◆ Source records
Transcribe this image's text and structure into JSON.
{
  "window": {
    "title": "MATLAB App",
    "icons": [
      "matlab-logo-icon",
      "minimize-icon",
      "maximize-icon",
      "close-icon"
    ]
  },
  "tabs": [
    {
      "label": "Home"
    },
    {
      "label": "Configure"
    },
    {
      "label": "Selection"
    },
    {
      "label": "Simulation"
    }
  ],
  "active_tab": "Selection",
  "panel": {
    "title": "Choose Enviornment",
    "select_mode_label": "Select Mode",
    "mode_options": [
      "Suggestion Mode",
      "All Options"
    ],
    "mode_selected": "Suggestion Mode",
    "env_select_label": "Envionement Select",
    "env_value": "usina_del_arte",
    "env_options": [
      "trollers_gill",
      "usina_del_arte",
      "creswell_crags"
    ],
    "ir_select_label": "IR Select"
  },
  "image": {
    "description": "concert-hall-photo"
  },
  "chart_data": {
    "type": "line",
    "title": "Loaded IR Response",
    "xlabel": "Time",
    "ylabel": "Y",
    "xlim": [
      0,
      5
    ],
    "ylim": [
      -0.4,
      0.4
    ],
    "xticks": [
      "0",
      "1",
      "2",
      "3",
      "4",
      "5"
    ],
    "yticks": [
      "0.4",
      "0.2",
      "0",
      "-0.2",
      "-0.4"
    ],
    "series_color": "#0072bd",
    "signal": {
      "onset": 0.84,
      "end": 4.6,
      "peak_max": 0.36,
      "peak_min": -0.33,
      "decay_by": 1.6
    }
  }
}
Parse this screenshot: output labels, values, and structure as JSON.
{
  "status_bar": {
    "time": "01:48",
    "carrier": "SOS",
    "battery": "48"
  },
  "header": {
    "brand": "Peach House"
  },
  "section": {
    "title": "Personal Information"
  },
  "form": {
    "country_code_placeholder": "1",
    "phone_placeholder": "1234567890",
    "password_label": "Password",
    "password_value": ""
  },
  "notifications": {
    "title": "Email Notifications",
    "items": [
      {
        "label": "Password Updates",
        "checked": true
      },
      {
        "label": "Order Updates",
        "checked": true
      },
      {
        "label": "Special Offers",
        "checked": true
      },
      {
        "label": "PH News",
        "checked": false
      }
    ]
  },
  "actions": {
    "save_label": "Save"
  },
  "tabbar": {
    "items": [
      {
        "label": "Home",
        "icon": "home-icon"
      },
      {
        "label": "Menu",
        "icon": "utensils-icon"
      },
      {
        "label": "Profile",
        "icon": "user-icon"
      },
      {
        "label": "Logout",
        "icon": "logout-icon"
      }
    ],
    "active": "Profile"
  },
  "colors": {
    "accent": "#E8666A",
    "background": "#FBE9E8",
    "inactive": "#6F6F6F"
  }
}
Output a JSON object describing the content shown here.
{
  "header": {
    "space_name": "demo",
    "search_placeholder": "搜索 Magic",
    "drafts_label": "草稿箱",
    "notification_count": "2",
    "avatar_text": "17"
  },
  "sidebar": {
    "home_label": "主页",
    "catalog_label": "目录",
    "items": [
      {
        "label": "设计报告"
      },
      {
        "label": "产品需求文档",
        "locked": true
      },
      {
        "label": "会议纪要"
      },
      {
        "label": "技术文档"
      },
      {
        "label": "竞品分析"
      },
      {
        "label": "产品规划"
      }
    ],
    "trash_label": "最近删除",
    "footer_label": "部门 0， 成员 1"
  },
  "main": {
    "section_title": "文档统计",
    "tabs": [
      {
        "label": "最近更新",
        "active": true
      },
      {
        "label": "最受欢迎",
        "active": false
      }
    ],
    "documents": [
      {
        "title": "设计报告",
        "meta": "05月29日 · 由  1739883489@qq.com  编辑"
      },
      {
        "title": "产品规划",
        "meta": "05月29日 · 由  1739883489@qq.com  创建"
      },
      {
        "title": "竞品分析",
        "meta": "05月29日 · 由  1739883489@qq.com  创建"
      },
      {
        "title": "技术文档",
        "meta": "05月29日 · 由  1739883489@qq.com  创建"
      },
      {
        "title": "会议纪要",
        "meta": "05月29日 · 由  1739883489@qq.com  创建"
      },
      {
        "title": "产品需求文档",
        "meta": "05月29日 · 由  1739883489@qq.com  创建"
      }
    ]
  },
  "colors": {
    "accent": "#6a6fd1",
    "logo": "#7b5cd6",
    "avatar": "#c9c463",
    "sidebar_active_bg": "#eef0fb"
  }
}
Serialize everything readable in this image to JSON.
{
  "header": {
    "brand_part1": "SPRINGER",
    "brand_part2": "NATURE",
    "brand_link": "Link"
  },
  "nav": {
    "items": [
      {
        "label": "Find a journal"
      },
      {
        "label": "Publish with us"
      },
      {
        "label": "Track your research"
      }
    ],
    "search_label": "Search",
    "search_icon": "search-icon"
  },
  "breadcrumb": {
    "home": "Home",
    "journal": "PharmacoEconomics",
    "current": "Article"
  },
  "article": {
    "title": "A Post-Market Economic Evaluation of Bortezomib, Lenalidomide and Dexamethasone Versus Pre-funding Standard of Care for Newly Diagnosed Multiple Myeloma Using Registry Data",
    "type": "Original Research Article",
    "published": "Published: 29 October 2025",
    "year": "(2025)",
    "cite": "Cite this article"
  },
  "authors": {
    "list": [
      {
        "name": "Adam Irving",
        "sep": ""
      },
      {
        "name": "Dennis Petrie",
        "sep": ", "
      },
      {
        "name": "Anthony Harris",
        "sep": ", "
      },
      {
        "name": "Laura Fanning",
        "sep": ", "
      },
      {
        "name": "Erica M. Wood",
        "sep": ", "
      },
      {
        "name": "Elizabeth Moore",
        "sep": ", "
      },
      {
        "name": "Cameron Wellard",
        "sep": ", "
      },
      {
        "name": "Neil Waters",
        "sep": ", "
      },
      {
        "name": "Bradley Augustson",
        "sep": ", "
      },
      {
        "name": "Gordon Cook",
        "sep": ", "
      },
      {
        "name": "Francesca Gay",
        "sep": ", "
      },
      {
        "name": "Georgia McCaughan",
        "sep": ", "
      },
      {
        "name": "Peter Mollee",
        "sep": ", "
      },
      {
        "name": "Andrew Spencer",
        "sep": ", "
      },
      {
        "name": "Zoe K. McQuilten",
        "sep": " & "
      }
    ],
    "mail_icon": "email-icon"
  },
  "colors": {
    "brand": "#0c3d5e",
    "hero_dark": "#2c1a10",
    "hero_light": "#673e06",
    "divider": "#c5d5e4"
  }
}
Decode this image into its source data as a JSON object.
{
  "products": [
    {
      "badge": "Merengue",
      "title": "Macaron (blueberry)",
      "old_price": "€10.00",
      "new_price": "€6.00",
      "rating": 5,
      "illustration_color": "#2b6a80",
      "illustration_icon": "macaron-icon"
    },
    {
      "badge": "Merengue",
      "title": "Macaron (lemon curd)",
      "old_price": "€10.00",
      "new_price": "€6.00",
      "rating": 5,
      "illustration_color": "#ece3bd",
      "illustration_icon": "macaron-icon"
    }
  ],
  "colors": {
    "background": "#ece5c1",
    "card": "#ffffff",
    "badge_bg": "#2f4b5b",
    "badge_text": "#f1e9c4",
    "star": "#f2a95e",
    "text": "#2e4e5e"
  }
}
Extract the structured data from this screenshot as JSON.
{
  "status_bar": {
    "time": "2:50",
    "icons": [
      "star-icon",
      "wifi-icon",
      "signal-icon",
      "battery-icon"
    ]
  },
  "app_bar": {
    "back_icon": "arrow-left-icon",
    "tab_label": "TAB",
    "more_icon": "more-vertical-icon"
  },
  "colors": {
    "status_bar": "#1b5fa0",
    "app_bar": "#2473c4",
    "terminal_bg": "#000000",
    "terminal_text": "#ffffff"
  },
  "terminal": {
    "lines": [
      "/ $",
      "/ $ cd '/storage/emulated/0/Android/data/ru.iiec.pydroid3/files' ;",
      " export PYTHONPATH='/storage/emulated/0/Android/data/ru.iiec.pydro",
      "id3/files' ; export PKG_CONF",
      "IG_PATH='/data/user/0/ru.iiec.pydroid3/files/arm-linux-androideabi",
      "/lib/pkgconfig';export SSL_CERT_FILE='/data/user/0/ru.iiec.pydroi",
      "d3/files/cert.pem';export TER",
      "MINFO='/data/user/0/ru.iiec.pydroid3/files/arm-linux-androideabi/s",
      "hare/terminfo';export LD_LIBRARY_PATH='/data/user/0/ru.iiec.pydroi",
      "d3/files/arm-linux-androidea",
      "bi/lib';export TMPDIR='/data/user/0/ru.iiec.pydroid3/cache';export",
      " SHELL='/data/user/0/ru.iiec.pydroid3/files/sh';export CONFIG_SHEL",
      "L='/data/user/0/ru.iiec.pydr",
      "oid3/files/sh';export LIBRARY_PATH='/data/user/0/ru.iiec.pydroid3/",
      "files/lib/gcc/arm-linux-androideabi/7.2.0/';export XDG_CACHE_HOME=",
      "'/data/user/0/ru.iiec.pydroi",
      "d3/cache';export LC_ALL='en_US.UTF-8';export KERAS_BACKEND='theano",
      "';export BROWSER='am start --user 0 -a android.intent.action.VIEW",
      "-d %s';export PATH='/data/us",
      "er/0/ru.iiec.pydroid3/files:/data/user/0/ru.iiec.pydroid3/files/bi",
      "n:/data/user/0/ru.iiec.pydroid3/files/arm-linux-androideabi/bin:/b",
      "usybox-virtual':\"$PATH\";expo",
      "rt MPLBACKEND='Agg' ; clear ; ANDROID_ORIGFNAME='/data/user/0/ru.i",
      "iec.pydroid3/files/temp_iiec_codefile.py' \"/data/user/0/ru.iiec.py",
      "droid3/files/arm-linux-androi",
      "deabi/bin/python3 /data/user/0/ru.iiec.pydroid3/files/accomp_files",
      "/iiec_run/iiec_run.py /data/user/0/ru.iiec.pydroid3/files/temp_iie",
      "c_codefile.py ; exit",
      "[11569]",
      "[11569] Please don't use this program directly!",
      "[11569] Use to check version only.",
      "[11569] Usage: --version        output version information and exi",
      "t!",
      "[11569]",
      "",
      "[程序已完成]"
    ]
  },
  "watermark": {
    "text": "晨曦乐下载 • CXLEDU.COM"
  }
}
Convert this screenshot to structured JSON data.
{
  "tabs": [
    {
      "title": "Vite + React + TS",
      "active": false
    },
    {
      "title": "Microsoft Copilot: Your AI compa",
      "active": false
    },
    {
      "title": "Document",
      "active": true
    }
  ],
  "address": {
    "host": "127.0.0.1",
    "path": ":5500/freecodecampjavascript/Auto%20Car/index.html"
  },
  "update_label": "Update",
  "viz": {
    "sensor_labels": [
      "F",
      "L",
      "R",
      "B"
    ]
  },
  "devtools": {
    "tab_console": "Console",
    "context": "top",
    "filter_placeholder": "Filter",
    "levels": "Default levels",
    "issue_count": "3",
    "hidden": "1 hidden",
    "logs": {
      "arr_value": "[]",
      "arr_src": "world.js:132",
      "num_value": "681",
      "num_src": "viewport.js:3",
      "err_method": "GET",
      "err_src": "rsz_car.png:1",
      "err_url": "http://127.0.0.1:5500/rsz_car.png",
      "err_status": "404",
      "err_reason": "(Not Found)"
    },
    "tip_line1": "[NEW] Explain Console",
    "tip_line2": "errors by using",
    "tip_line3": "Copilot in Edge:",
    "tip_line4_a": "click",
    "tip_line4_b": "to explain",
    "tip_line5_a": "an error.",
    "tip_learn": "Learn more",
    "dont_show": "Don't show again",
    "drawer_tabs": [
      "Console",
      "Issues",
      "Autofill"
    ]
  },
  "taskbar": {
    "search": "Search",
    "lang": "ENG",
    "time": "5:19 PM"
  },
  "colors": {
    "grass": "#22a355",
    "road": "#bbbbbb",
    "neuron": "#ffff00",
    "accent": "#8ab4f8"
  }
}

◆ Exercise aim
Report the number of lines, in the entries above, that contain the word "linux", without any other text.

◆ Solved exercise
6